GIBSON: No, if you had known he didn’t.
BUSH: Oh, I see what you’re saying. You know, that’s an interesting question. That is a do-over that I can’t do. It’s hard for me to speculate.
On life after January 20th
which can’t come quickly enough:
BUSH: And I’m confident I’ll adjust, obviously. And I’m beginning to think through what I’m going to do. I intend to write a book. I’m going to build an institute at Southern Methodist University, along with the library and archives. That’s where Laura went, right there in the heart of Dallas. And other than that, I’m just going to take it when it comes. I’d like to — I tell you what I don’t want to do, I don’t want to draw attention to myself. Pretty much had it when it comes to —

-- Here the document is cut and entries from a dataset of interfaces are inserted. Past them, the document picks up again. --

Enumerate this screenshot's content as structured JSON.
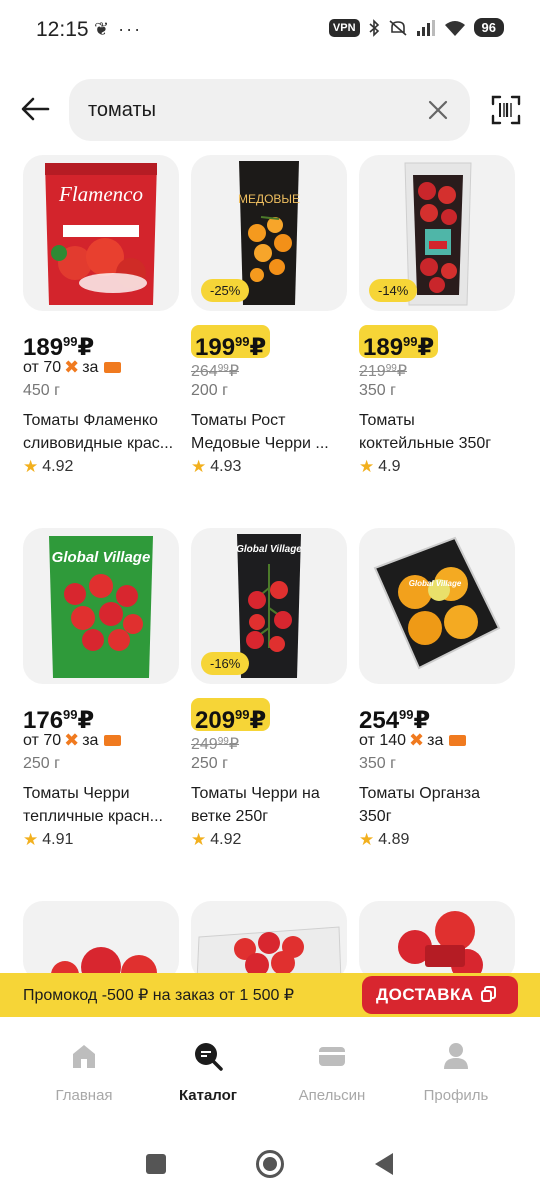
{
  "status_bar": {
    "time": "12:15",
    "left_icons": "❦ ···",
    "vpn": "VPN",
    "battery": "96"
  },
  "search": {
    "query": "томаты"
  },
  "products": [
    {
      "price_rub": "189",
      "price_kop": "99",
      "currency": "₽",
      "promo": false,
      "installment_amount": "от 70",
      "installment_suffix": "за",
      "weight": "450 г",
      "name_line1": "Томаты Фламенко",
      "name_line2": "сливовидные крас...",
      "rating": "4.92",
      "image_label": "Flamenco"
    },
    {
      "price_rub": "199",
      "price_kop": "99",
      "currency": "₽",
      "promo": true,
      "discount": "-25%",
      "old_price_rub": "264",
      "old_price_kop": "99",
      "weight": "200 г",
      "name_line1": "Томаты Рост",
      "name_line2": "Медовые Черри ...",
      "rating": "4.93",
      "image_label": "МЕДОВЫЕ"
    },
    {
      "price_rub": "189",
      "price_kop": "99",
      "currency": "₽",
      "promo": true,
      "discount": "-14%",
      "old_price_rub": "219",
      "old_price_kop": "99",
      "weight": "350 г",
      "name_line1": "Томаты",
      "name_line2": "коктейльные 350г",
      "rating": "4.9"
    },
    {
      "price_rub": "176",
      "price_kop": "99",
      "currency": "₽",
      "promo": false,
      "installment_amount": "от 70",
      "installment_suffix": "за",
      "weight": "250 г",
      "name_line1": "Томаты Черри",
      "name_line2": "тепличные красн...",
      "rating": "4.91",
      "image_label": "Global Village"
    },
    {
      "price_rub": "209",
      "price_kop": "99",
      "currency": "₽",
      "promo": true,
      "discount": "-16%",
      "old_price_rub": "249",
      "old_price_kop": "99",
      "weight": "250 г",
      "name_line1": "Томаты Черри на",
      "name_line2": "ветке 250г",
      "rating": "4.92",
      "image_label": "Global Village"
    },
    {
      "price_rub": "254",
      "price_kop": "99",
      "currency": "₽",
      "promo": false,
      "installment_amount": "от 140",
      "installment_suffix": "за",
      "weight": "350 г",
      "name_line1": "Томаты Органза",
      "name_line2": "350г",
      "rating": "4.89",
      "image_label": "Global Village"
    }
  ],
  "promo_banner": {
    "text": "Промокод -500 ₽ на заказ от 1 500 ₽",
    "tag": "ДОСТАВКА"
  },
  "bottom_nav": [
    {
      "label": "Главная",
      "icon": "home-icon",
      "active": false
    },
    {
      "label": "Каталог",
      "icon": "catalog-search-icon",
      "active": true
    },
    {
      "label": "Апельсин",
      "icon": "card-icon",
      "active": false
    },
    {
      "label": "Профиль",
      "icon": "profile-icon",
      "active": false
    }
  ],
  "colors": {
    "accent_yellow": "#f6d537",
    "accent_red": "#d8262f",
    "installment_orange": "#f07a1f"
  }
}
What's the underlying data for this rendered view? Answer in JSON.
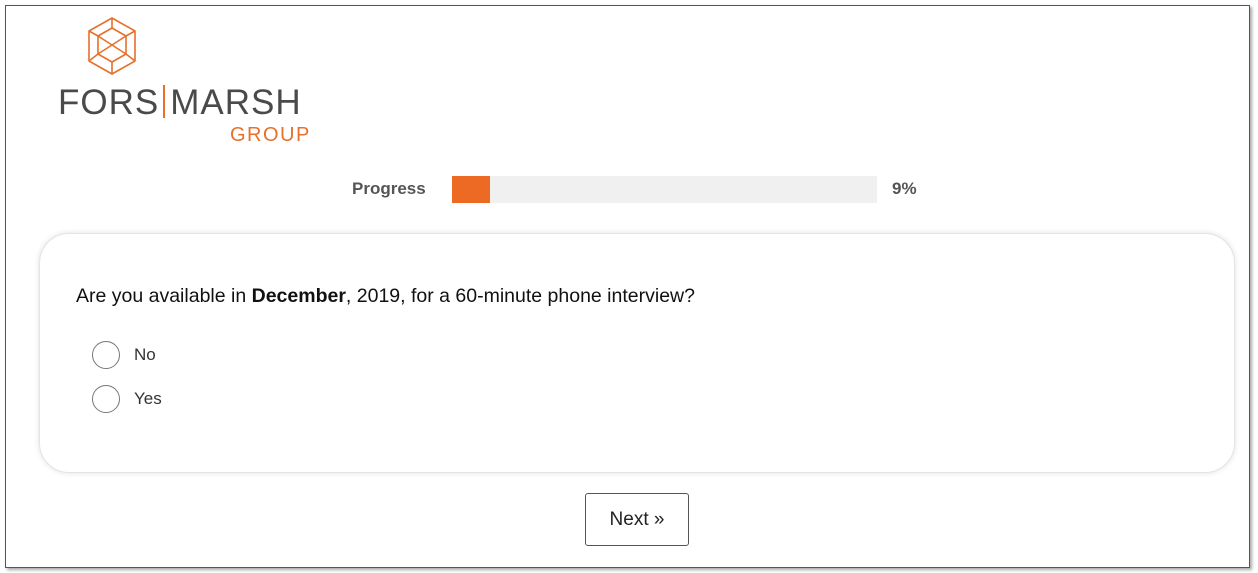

GIBSON: You want to withdraw from the limelight?
BUSH: I think so, yes. I’d like to live life without the limelight for a while. I don’t — I think it’s going to be real important for me to get off the stage. We got a new man coming on the stage; I wish him all the very best. And I don’t want to be a — I don’t want to be out there critiquing him, his every move.
GIBSON: How about you? What thought have you given to it?
MRS. BUSH: Well, I’m actually thinking of things like being a cook again and doing those sort of things. And I’m feeling very incompetent — (laughter.)
BUSH: Steve Hadley and I were sitting around — he’s the National Security Advisor — sitting around; I said, wouldn’t it be interesting for baby boomers not to retire in nice places, but to retire — during their retirement, go help people deal with malaria or AIDS. In other words — and I’m not suggesting that’s what I’m going to do, but it is the kind of thing that intrigues me.
More stupidity at the link above.